There are even inconvenient Mississippians missing here. Roebuck “Pops” Staples, who traveled with Patton as a boy, underwent a religious conversion early in life, packed up his family and moved to Chicago and then, with his son and daughters, founded a gospel group whose repertoire was anchored by his reverb-laden guitar playing, which certainly, at its best, has all the “deep blues” attributes of his contemporaries. Albert King, from Indianola, went pro in Arkansas and eventually found his way to Memphis, where the records he made reached Eric Clapton, who modeled a great deal of his style on him. And Sonny Boy Williamson (Rice Miller), from Glendora—who, along with Muddy Waters and Howlin’ Wolf, was one of the towering presences on the electric Chicago blues scene in the 1950s and ’60s, and who was capable of evoking Delta mysteries armed only with a Hohner Marine Band harmonica and his eerie voice—is missing here, as is guitarist/wildman Bo Diddley, who was as important as a talent scout as he was as an artist.
For those of us with a good background in American roots music, “Delta Blues” is a useful if overheated gathering of known facts. But it has been surpassed by books like Elijah Wald’s “Escaping the Delta: Robert Johnson and the Invention of the Blues,” which takes a more inclusive look at African-American roots music, and subverted by Graves’ Robert Johnson biography, which seems dull in that it has no hellhounds, no meeting with Satan at a crossroads, just the story of a young black guy who wasn’t all that responsible or well organized but could play the guitar quite well indeed. Maybe there is something to the Delta mystique (after all, I can’t think of a single bluesman from Alabama, the state right next door), or maybe it’s just what John Lee Hooker told a British journalist in 1964: “I know why the best blues artists come from Mississippi. Because it’s the worst state.
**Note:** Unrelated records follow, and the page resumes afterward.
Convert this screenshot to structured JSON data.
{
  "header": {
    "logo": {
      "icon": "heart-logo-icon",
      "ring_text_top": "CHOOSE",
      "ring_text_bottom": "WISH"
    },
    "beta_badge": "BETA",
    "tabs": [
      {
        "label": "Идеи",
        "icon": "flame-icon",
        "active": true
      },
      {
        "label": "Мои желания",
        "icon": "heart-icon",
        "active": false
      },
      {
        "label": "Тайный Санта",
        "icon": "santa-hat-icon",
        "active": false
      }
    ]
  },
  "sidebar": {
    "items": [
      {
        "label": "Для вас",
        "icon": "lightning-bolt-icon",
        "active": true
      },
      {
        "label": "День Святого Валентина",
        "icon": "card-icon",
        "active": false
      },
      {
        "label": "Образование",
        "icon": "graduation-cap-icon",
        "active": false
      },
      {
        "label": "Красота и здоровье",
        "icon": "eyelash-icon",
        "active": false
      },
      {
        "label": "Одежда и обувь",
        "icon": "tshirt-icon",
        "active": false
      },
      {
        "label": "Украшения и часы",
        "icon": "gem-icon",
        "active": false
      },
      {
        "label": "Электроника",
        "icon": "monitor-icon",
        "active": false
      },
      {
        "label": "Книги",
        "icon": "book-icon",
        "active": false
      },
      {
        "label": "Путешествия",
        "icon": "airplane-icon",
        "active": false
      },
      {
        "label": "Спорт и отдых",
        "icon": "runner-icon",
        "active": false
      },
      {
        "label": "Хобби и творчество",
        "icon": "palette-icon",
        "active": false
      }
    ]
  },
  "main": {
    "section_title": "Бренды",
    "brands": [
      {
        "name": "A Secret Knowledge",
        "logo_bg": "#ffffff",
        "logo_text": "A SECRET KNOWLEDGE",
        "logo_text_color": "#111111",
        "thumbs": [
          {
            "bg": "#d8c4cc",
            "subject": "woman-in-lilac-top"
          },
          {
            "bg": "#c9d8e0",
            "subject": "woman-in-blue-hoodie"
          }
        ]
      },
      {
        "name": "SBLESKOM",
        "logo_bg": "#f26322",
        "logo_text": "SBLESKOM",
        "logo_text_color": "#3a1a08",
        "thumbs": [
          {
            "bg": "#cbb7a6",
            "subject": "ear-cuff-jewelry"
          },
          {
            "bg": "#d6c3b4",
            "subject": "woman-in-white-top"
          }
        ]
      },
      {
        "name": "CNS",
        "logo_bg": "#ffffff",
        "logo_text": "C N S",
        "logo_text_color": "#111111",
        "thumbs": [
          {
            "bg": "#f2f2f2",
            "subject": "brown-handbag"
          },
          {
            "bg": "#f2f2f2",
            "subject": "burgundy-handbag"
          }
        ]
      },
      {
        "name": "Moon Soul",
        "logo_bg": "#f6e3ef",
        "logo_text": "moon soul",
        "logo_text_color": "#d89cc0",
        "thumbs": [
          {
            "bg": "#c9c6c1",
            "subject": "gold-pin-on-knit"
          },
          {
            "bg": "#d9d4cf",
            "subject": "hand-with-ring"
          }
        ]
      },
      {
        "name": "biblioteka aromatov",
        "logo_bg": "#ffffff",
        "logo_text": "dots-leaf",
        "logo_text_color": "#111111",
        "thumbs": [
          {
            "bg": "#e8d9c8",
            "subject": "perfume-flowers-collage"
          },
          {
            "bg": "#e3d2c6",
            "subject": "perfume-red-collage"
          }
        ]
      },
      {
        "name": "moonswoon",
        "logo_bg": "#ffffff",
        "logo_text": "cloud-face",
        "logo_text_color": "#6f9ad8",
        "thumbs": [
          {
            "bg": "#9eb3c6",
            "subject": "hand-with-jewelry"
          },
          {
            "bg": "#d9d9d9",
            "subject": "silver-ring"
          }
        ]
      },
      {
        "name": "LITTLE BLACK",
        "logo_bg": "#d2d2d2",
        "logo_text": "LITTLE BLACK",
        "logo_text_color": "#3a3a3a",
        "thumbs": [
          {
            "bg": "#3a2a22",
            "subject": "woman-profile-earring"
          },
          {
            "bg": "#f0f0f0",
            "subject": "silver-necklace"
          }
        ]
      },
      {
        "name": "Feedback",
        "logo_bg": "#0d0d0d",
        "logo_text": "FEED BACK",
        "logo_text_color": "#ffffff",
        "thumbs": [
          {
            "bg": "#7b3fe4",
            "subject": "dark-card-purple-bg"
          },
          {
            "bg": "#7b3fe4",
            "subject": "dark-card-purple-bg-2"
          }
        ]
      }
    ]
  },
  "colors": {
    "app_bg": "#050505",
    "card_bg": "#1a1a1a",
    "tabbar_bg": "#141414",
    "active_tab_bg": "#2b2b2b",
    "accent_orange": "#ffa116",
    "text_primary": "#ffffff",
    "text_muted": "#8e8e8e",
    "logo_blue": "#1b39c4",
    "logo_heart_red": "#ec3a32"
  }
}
You have the blues, all right, if you’re down in Mississippi.”
Ed Ward is the longtime rock historian for NPR’s “Fresh Air With Terry Gross.” His articles have appeared in numerous publications, including The New York Times and The Wall Street Journal.